• _Task instructions_:
Pictures aside, the data must be reproduced exactly.

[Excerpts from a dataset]

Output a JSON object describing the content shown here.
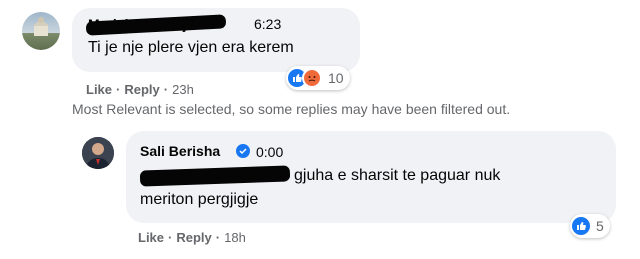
{
  "comment": {
    "author": "Marjalen Hanaj",
    "time": "6:23",
    "text": "Ti je nje plere vjen era kerem",
    "actions": {
      "like": "Like",
      "reply": "Reply",
      "age": "23h"
    },
    "reactions": {
      "count": "10",
      "icons": [
        "like-icon",
        "angry-icon"
      ]
    }
  },
  "filter_notice": "Most Relevant is selected, so some replies may have been filtered out.",
  "reply": {
    "author": "Sali Berisha",
    "verified": true,
    "time": "0:00",
    "text_line1": "gjuha e sharsit te paguar nuk",
    "text_line2": "meriton pergjigje",
    "actions": {
      "like": "Like",
      "reply": "Reply",
      "age": "18h"
    },
    "reactions": {
      "count": "5",
      "icons": [
        "like-icon"
      ]
    }
  },
  "colors": {
    "bubble": "#f0f2f5",
    "like": "#1877f2",
    "muted": "#65676b",
    "angry": "#f0693b"
  }
}
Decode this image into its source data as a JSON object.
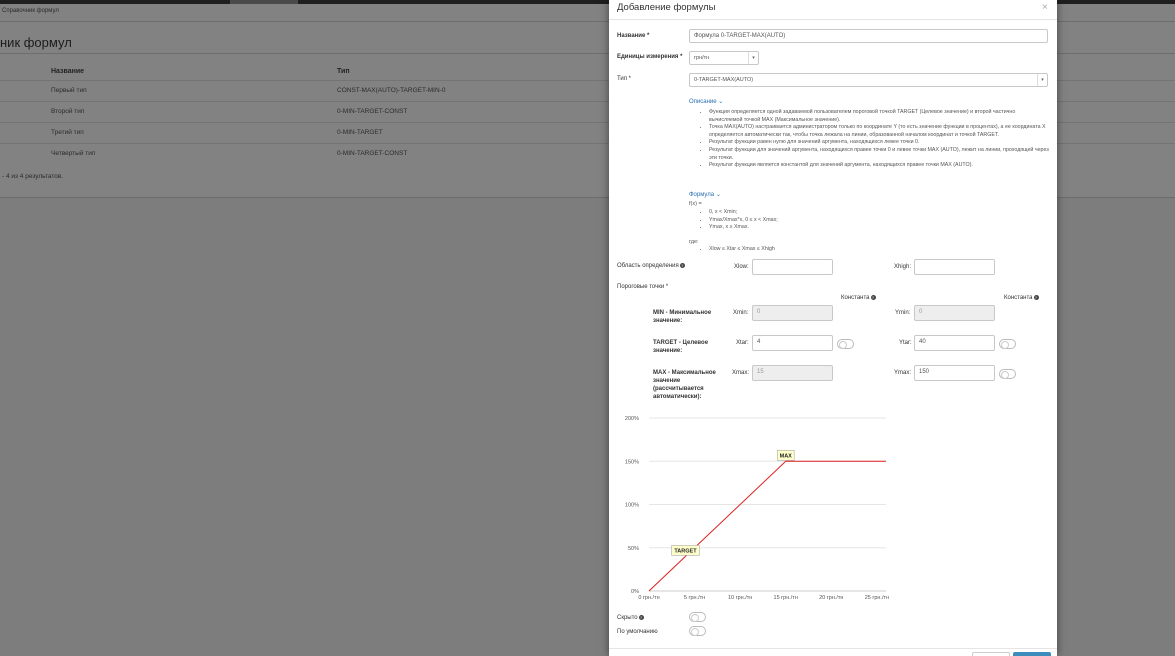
{
  "background": {
    "breadcrumb": "Справочник формул",
    "title": "ник формул",
    "columns": [
      "Название",
      "Тип"
    ],
    "rows": [
      {
        "name": "Первый тип",
        "type": "CONST-MAX(AUTO)-TARGET-MIN-0"
      },
      {
        "name": "Второй тип",
        "type": "0-MIN-TARGET-CONST"
      },
      {
        "name": "Третий тип",
        "type": "0-MIN-TARGET"
      },
      {
        "name": "Четвертый тип",
        "type": "0-MIN-TARGET-CONST"
      }
    ],
    "summary": "- 4 из 4 результатов."
  },
  "modal": {
    "title": "Добавление формулы",
    "close": "×",
    "name_label": "Название *",
    "name_value": "Формула 0-TARGET-MAX(AUTO)",
    "units_label": "Единицы измерения *",
    "units_value": "грн/тн",
    "type_label": "Тип *",
    "type_value": "0-TARGET-MAX(AUTO)",
    "description_link": "Описание",
    "description_items": [
      "Функция определяется одной задаваемой пользователем пороговой точкой TARGET (Целевое значение) и второй частично вычисляемой точкой MAX (Максимальное значение).",
      "Точка MAX(AUTO) настраивается администратором только по координате Y (то есть значение функции в процентах), а ее координата X определяется автоматически так, чтобы точка лежала на линии, образованной началом координат и точкой TARGET.",
      "Результат функции равен нулю для значений аргумента, находящихся левее точки 0.",
      "Результат функции для значений аргумента, находящихся правее точки 0 и левее точки MAX (AUTO), лежит на линии, проходящей через эти точки.",
      "Результат функции является константой для значений аргумента, находящихся правее точки MAX (AUTO)."
    ],
    "formula_link": "Формула",
    "formula_fx": "f(x) =",
    "formula_items": [
      "0, x < Xmin;",
      "Ymax/Xmax*x, 0 ≤ x < Xmax;",
      "Ymax, x ≥ Xmax."
    ],
    "formula_where": "где:",
    "formula_cond": "Xlow ≤ Xtar ≤ Xmax ≤ Xhigh",
    "domain_label": "Область определения",
    "xlow_label": "Xlow:",
    "xlow_value": "",
    "xhigh_label": "Xhigh:",
    "xhigh_value": "",
    "thresholds_label": "Пороговые точки *",
    "const_label": "Константа",
    "min_label": "MIN - Минимальное значение:",
    "xmin_label": "Xmin:",
    "xmin_value": "0",
    "ymin_label": "Ymin:",
    "ymin_value": "0",
    "target_label": "TARGET - Целевое значение:",
    "xtar_label": "Xtar:",
    "xtar_value": "4",
    "ytar_label": "Ytar:",
    "ytar_value": "40",
    "max_label": "MAX - Максимальное значение (рассчитывается автоматически):",
    "xmax_label": "Xmax:",
    "xmax_value": "15",
    "ymax_label": "Ymax:",
    "ymax_value": "150",
    "hidden_label": "Скрыто",
    "default_label": "По умолчанию"
  },
  "chart_data": {
    "type": "line",
    "y_ticks": [
      "0%",
      "50%",
      "100%",
      "150%",
      "200%"
    ],
    "x_ticks": [
      "0 грн./тн",
      "5 грн./тн",
      "10 грн./тн",
      "15 грн./тн",
      "20 грн./тн",
      "25 грн./тн"
    ],
    "xlim": [
      0,
      26
    ],
    "ylim": [
      0,
      200
    ],
    "points": [
      {
        "x": 0,
        "y": 0
      },
      {
        "x": 4,
        "y": 40
      },
      {
        "x": 15,
        "y": 150
      },
      {
        "x": 26,
        "y": 150
      }
    ],
    "annotations": [
      {
        "label": "TARGET",
        "x": 4,
        "y": 40
      },
      {
        "label": "MAX",
        "x": 15,
        "y": 150
      }
    ],
    "line_color": "#e02020",
    "grid": true
  }
}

• _Reply to the task_:
Output a JSON object describing the content shown here.
{
  "comment": {
    "author": "Marjalen Hanaj",
    "time": "6:23",
    "text": "Ti je nje plere vjen era kerem",
    "actions": {
      "like": "Like",
      "reply": "Reply",
      "age": "23h"
    },
    "reactions": {
      "count": "10",
      "icons": [
        "like-icon",
        "angry-icon"
      ]
    }
  },
  "filter_notice": "Most Relevant is selected, so some replies may have been filtered out.",
  "reply": {
    "author": "Sali Berisha",
    "verified": true,
    "time": "0:00",
    "text_line1": "gjuha e sharsit te paguar nuk",
    "text_line2": "meriton pergjigje",
    "actions": {
      "like": "Like",
      "reply": "Reply",
      "age": "18h"
    },
    "reactions": {
      "count": "5",
      "icons": [
        "like-icon"
      ]
    }
  },
  "colors": {
    "bubble": "#f0f2f5",
    "like": "#1877f2",
    "muted": "#65676b",
    "angry": "#f0693b"
  }
}
Decode this image into its source data as a JSON object.
{
  "background": {
    "breadcrumb": "Справочник формул",
    "title": "ник формул",
    "columns": [
      "Название",
      "Тип"
    ],
    "rows": [
      {
        "name": "Первый тип",
        "type": "CONST-MAX(AUTO)-TARGET-MIN-0"
      },
      {
        "name": "Второй тип",
        "type": "0-MIN-TARGET-CONST"
      },
      {
        "name": "Третий тип",
        "type": "0-MIN-TARGET"
      },
      {
        "name": "Четвертый тип",
        "type": "0-MIN-TARGET-CONST"
      }
    ],
    "summary": "- 4 из 4 результатов."
  },
  "modal": {
    "title": "Добавление формулы",
    "close": "×",
    "name_label": "Название *",
    "name_value": "Формула 0-TARGET-MAX(AUTO)",
    "units_label": "Единицы измерения *",
    "units_value": "грн/тн",
    "type_label": "Тип *",
    "type_value": "0-TARGET-MAX(AUTO)",
    "description_link": "Описание",
    "description_items": [
      "Функция определяется одной задаваемой пользователем пороговой точкой TARGET (Целевое значение) и второй частично вычисляемой точкой MAX (Максимальное значение).",
      "Точка MAX(AUTO) настраивается администратором только по координате Y (то есть значение функции в процентах), а ее координата X определяется автоматически так, чтобы точка лежала на линии, образованной началом координат и точкой TARGET.",
      "Результат функции равен нулю для значений аргумента, находящихся левее точки 0.",
      "Результат функции для значений аргумента, находящихся правее точки 0 и левее точки MAX (AUTO), лежит на линии, проходящей через эти точки.",
      "Результат функции является константой для значений аргумента, находящихся правее точки MAX (AUTO)."
    ],
    "formula_link": "Формула",
    "formula_fx": "f(x) =",
    "formula_items": [
      "0, x < Xmin;",
      "Ymax/Xmax*x, 0 ≤ x < Xmax;",
      "Ymax, x ≥ Xmax."
    ],
    "formula_where": "где:",
    "formula_cond": "Xlow ≤ Xtar ≤ Xmax ≤ Xhigh",
    "domain_label": "Область определения",
    "xlow_label": "Xlow:",
    "xlow_value": "",
    "xhigh_label": "Xhigh:",
    "xhigh_value": "",
    "thresholds_label": "Пороговые точки *",
    "const_label": "Константа",
    "min_label": "MIN - Минимальное значение:",
    "xmin_label": "Xmin:",
    "xmin_value": "0",
    "ymin_label": "Ymin:",
    "ymin_value": "0",
    "target_label": "TARGET - Целевое значение:",
    "xtar_label": "Xtar:",
    "xtar_value": "4",
    "ytar_label": "Ytar:",
    "ytar_value": "40",
    "max_label": "MAX - Максимальное значение (рассчитывается автоматически):",
    "xmax_label": "Xmax:",
    "xmax_value": "15",
    "ymax_label": "Ymax:",
    "ymax_value": "150",
    "hidden_label": "Скрыто",
    "default_label": "По умолчанию"
  },
  "chart_data": {
    "type": "line",
    "y_ticks": [
      "0%",
      "50%",
      "100%",
      "150%",
      "200%"
    ],
    "x_ticks": [
      "0 грн./тн",
      "5 грн./тн",
      "10 грн./тн",
      "15 грн./тн",
      "20 грн./тн",
      "25 грн./тн"
    ],
    "xlim": [
      0,
      26
    ],
    "ylim": [
      0,
      200
    ],
    "points": [
      {
        "x": 0,
        "y": 0
      },
      {
        "x": 4,
        "y": 40
      },
      {
        "x": 15,
        "y": 150
      },
      {
        "x": 26,
        "y": 150
      }
    ],
    "annotations": [
      {
        "label": "TARGET",
        "x": 4,
        "y": 40
      },
      {
        "label": "MAX",
        "x": 15,
        "y": 150
      }
    ],
    "line_color": "#e02020",
    "grid": true
  }
}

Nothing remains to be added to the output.